This meeting, at which Greenwich and Lewisham SA support for the LSA list was resolved, was coloured - perhaps discoloured might be a better description - by yet another attempt by Nick Long to exclude the CPGB/Weekly Worker demon. The Independent Labour Network's lonely partisan, Toby Abse, together with comrade Long and Terry Liddle, who as the Green Party GLA candidate in the same constituency will actually be standing against both comrade Page and the LSA, put their names to an emergency motion which in the name of anti-fascism and anti-racism, sought to "permanently exclude ... members of the CPGB and other supporters of the Weekly Worker ... from membership of our Alliance and ... from any further participation in electoral or campaigning activity organised by our Alliance." Further, "those members of our Alliance who support the LSA undertake to call for a similar ultimatum on a London-wide level."
Our crime was Eddie Ford's piece, 'Beyond the pale' (Weekly Worker February 3), which was, according to the motion, "a qualified defence" of Nazi apologist David Irving, "recommending" one of his books. The ultimatum: to avoid permanent exclusion, the CPGB must "publicly apologise for, and repudiate, this disgusting article in the next edition of the Weekly Worker. Furthermore, given the terrible damage they have done to the SA image amongst London's ethnic minorities ... it is the duty of the CPGB to bring such an apology to the notice of such journals as The Voice and The Jewish Chronicle."
Thanks to an amendment by the SP, the very worst excesses of the motion - inflicting "permanent exclusion", etc. - were deleted. However, even the amendment maintained the threat of exclusion, albeit in a less immediate form, requiring "all members and organisations within the Greenwich and Lewisham SA to "abide by the policy of no platform for racism and fascism" and to "unite in total opposition to fascist propaganda of any form if they are to continue as members of the Alliance". Stan Kelsey for the CPGB opposed the motion, ridiculing the claim that the article was any kind of "defence" of Irving, and pointing out that calling for state censorship - in this case book-banning - was making a rod for our own backs. The motion invoked the 1936 Battle of Cable Street, but at that time the Communist Party campaigned - successfully, but wrongly - for the enactment of the Public Order Act, so that fascist marches could be banned from Jewish areas. But of course it was never used against the right: always against the left.

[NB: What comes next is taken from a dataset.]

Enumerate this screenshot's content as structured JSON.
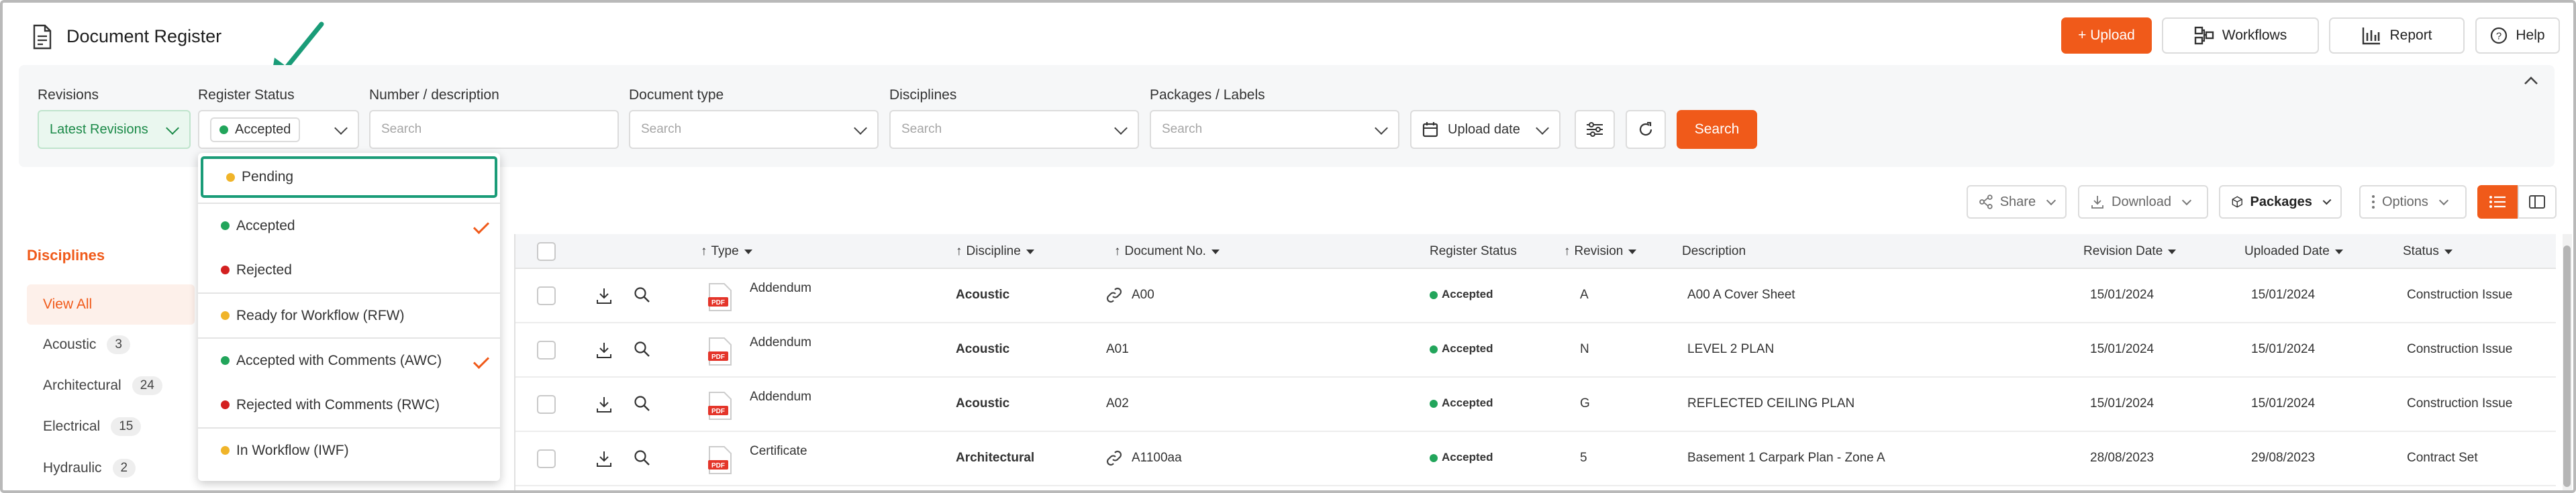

The amended motion, opposed by the CPGB, along with AWL comrades, was carried by a substantial majority. The bulk of the SWPers, mobilised for a different purpose, spontaneously backed the 'no platform' policy as an inflexible principle (rather than understanding it as a tactic to be used in appropriate circumstances) and overlooked the divisive implication of the amended motion.
The CPGB is, of course, totally opposed to "fascist propaganda of any form". But the most effective weapon to employ - not only to oppose it, but defeat it - is the truth. And truth needs the freedom to disagree.Ian Farrell